- Clearly define the problem;
- Answer why the problem occurred;
- Check if the root cause is discovered;
- Provide a solution to the root cause of a problem; and
- Create and assign action.
An FMEA template aims to identify potential problems in a process, product or design and prevent their adverse effects on customers. You can also customize this digital FMEA template based on your company requirements. Monitor the implementation and effectiveness of remedial actions with the use of this template. Our featured FMEA template empowers product design and process improvement teams to:
- Describe the process function;
- Identify the mechanism of failure;
- Determine the RPN;
- Create and complete remedial actions
- Validate the FMEA with digital signatures
An 8D report template is an RCA format used to document a comprehensive root cause analysis based on the 8 Disciplines of Problem-Solving, previously known as the Team-Oriented Problem-Solving. 8D teams can easily generate a detailed report with the use of this template. Effective system changes that improve the quality and reliability of your product/service can be derived from an 8D root cause analysis report.

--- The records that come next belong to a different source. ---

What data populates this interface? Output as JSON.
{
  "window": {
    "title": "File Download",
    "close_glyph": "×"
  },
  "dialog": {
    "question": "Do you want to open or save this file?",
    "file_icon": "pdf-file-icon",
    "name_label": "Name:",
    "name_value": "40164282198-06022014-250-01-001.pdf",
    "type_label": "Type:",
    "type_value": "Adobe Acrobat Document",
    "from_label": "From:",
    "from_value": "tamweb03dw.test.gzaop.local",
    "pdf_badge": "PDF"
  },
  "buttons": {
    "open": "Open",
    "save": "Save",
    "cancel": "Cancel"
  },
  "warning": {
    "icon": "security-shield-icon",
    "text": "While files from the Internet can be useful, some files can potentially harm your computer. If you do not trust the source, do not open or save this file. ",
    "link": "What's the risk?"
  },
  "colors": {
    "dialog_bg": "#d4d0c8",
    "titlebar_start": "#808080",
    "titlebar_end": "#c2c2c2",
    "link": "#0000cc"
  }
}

A DMAIC template can help ensure that Six Sigma practitioners apply the DMAIC methodology (Define, Measure, Analyze, Improve, Control) as a root cause analysis format for process improvements. Start by defining the project goals and listing customer deliverables. Next, measure the current performance of the process to quantify the problem. Analyze until the root cause has been identified and improve the design, system, and/or process with assessed and re-evaluated solutions. Finally, specify the monitoring and control system in place and complete the DMAIC root cause analysis report with your digital signature.